Connecticut, Fresh Off Paid Sick Days, Set to Decriminalize Marijuana
The Connecticut state legislature just passed paid sick days. They've passed a tax increase and protections for transgender people. Is Connecticut the lone bright spot in a year dominated by aggressive conservative politics--and what can we learn from Connecticut's progressives?
In the latest step by the Democratic-controlled legislature, a bill that would decriminalize small amounts of marijuana has passed and is heading to Governor Dannel Malloy to sign. A statement from Malloy told read, in part:
"Final approval of this legislation accepts the reality that the current law does more harm than good - both in the impact it has on people's lives and the burden it places on police, prosecutors and probation officers of the criminal justice system.''
Even the New York Times took note today of Connecticut's recent record:
As legislators wrap up the first session in 20 years with a Democratic governor, who is working with two chambers in the Legislature under Democratic control, it is clear that either they did not receive or they decided to tear up the antitax, budget-slashing, confront-the-unions script that has characterized state legislative sessions elsewhere.
So how did Connecticut avoid the conservative wave that has so dominated state politics this year? Back in April, after a rally in support of public workers, Yale graduate student and organizer Stephanie Greenlea told AlterNet that progressives in Connecticut are organized and working in solidarity across a broad range of issues. Connecticut went Democratic as New Jersey went Republican and New York saw a Democratic governor sweeping in many of the same austerity policies as the Republicans.

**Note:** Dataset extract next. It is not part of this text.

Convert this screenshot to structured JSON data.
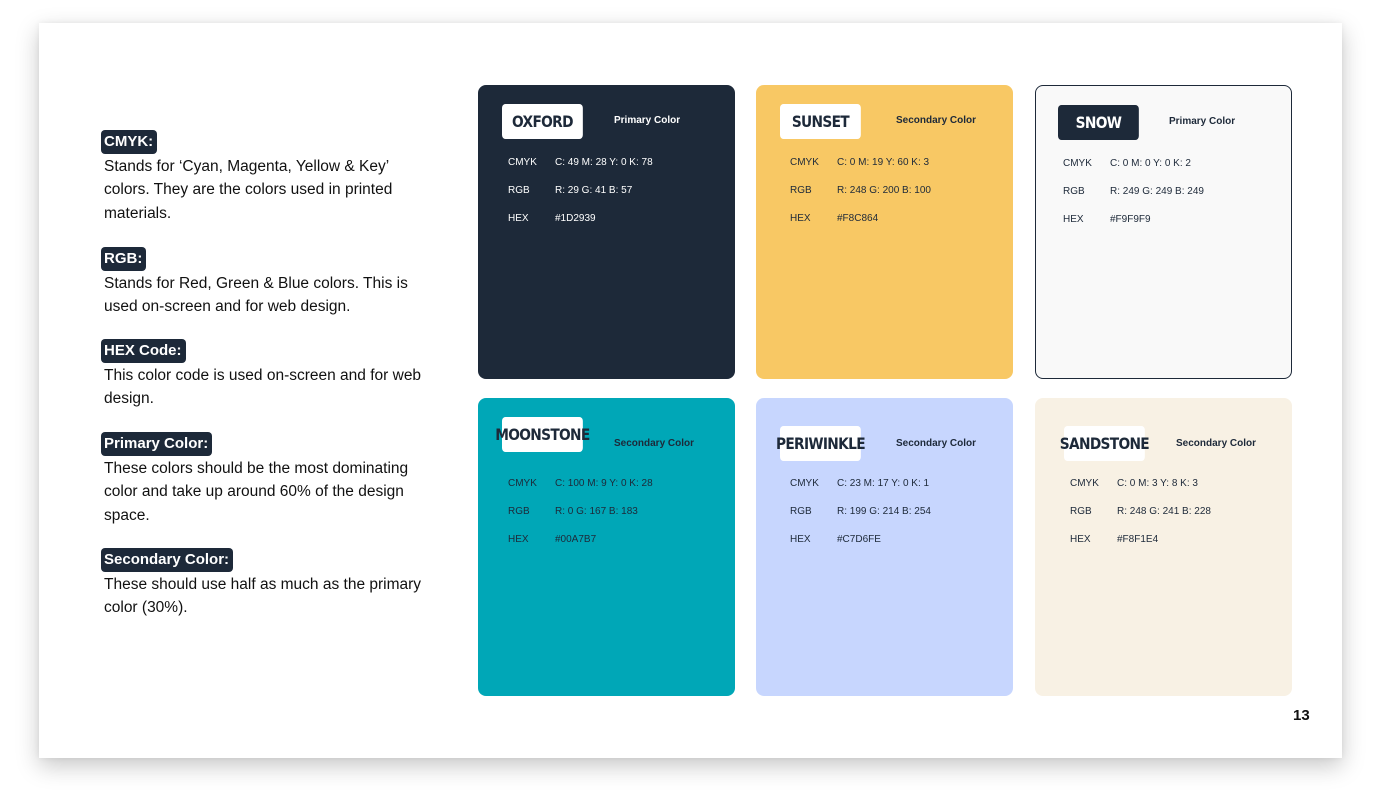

As conservative governors and state legislatures face pushback from their constituents over austerity measures, it's worth a look at what's going right in Connecticut to see if there are strategies there that can be replicated elsewhere.